Three Quick Questions – Kathryn Apel #18

Kathryn Apel

All through October, Alphabet Soup is celebrating turning three. We have heaps of writers and illustrators stopping by to answer THREE QUICK QUESTIONS and today’s visitor is Kathryn Apel, author of Fencing With Fear, and This is the Mud.

1. Where do you like to write?

Sometimes my brain likes to write by itself and I have to stop what I’m doing and dash for paper/pencil, computer—anything! —just to catch the words. My brain likes to write when I’m;

driving (alone)

walking (with the dog)

chopping vegetables

in the shower.

I like to write at the computer, because I can organize my ideas neatly and I don’t have to worry about my handwriting, which gets messier and messier the faster I write. (And even messier still when I change my mind and start scratching things out.) Sometimes I decide; It’s time. I will write. I sit at the computer … walk to the fridge … sit at the computer … walk outside … sit at the computer … go on Twitter … check my blog … go to the fridge … sit at the computer … and FINALLY … the ideas and the words come. Yay and hurray, I say!

2. Can you name a book you’d recommend to our readers?

I really enjoyed the unexpectedness of the picture book Fred Stays With Me by Nancy Coffelt and illustrated by Tricia Tusa. I think it’s cleverly done. I even gave a bark of laughter—which is appropriate, because Fred is a dog.

Fred Stays With Me (cover)
Kathryn Apel recommends Fred Stays With Me

3. Can you offer a word or phrase that kids could use for inspiration if they have writer’s block?

“Did you see that?”

You can find out more about Kathryn Apel on her blog, and on her website.

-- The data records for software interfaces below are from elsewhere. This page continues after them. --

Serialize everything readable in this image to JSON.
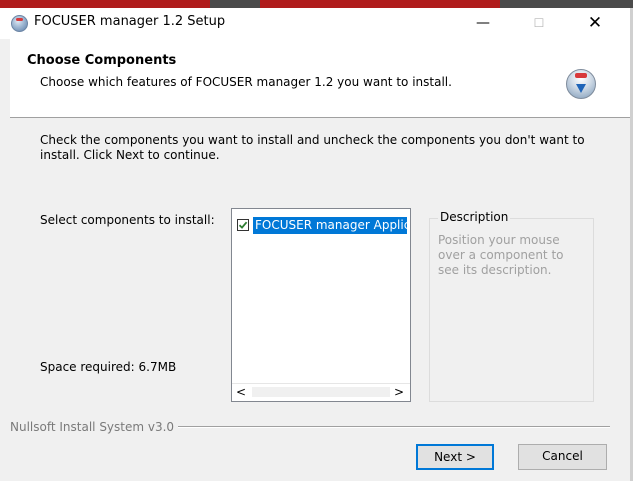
{
  "window": {
    "title": "FOCUSER manager 1.2 Setup",
    "min_glyph": "—",
    "max_glyph": "☐",
    "close_glyph": "✕"
  },
  "header": {
    "title": "Choose Components",
    "subtitle": "Choose which features of FOCUSER manager 1.2 you want to install.",
    "icon": "installer-globe-icon"
  },
  "body": {
    "instructions": "Check the components you want to install and uncheck the components you don't want to install. Click Next to continue.",
    "select_label": "Select components to install:",
    "space_required": "Space required: 6.7MB"
  },
  "components": {
    "items": [
      {
        "label": "FOCUSER manager Application",
        "checked": true,
        "selected": true
      }
    ],
    "scroll_left": "<",
    "scroll_right": ">"
  },
  "description": {
    "legend": "Description",
    "text": "Position your mouse over a component to see its description."
  },
  "footer": {
    "branding": "Nullsoft Install System v3.0",
    "next_label": "Next >",
    "cancel_label": "Cancel"
  },
  "colors": {
    "selection": "#0078d7",
    "check": "#2e7d32"
  }
}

© October 2011 “Three Quick Questions with Kathryn Apel” by Rebecca Newman (Alphabet Soup magazine)

(Psst … see you back here tomorrow when we talk to author Dee White.)

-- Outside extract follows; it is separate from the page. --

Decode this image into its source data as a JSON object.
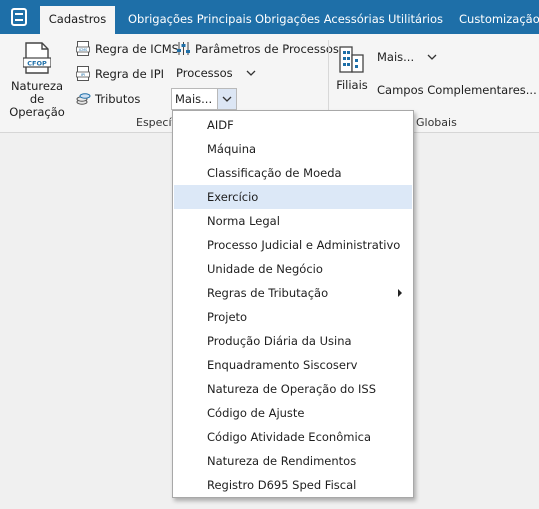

authors, info, teachers' resources

“Lights Out!” (Kathryn Apel)

Kathryn Apel is the author of Fencing With Fear and This is the Mud. She’s here today to help us celebrate the launch of the Undercover Readers Club by sharing the books that she liked to read after ‘lights out’ when she was a child. Welcome, Kat!

"Fencing with fear cover""This is the mud (cover)"

What did I read after lights out when I was growing up?

"Kat Apel photo"
Kathryn Apel

Oh – that’s so easy!

If I was reading anything undercover when I was a kid, it would have been an Enid Blyton. (And then Nancy Drew … ) I loved the The Secret Seven and The Famous Five. I even staged a protest when our librarian banned these books from our school. Disgraceful – that they should be banned!

My lights-out reading was by the glow of the lounge room light spilling into my bedroom. I crouched near the door and tilted the words toward the light – but had to be ve-ry careful turning the pages, so I didn’t alert my parents to my presence. Just as well I had a carpeted bedroom floor. It softened flurried footsteps on those frantic flights back to bed! (Though the bedsprings did give me away on occasion … )

I also remember staying at my cousin’s house for a holiday and going to Vacation Bible School. My cousin and I were in stiff competition for the most bible verses memorised, and I needed an edge! My cousin was puzzled at how I had memorised so many verses next day – but I wasn’t telling him about that torch trick!

Yr 3 student Curtis Costa obviously had a few tricks up his sleeve, too. I was pretty chuffed by his review of my book  Fencing With Fear: “When I was reading and Dad told me, ‘Lights out!’ I hid the book, turned on my lamp and kept reading because it was so exciting.” What an awesome review! Thank you, Curtis.

Hmmmm … All this talk about Undercover Readers is making me a bit suspicious of my two book bug boys … and their lights out routines.

Why are you both looking soooo suspicious?


"Kat's symbol"

© 2010 Kathryn Apel

Visit Kat Apel’s site to find out more about her and her books.

"undercover readers logo"Alphabet Soup magazine is celebrating the launch of Undercover Readers (our new reviewers club for kids)!  If you’d like to join the Undercover Readers Club, you’ll find an information pack you can download from the Alphabet Soup website. As part of the celebrations, we have a different children’s author or illustrator visiting Soup Blog each day until 29 June 2010 to talk about what they used to read after ‘lights out’ when they were growing up.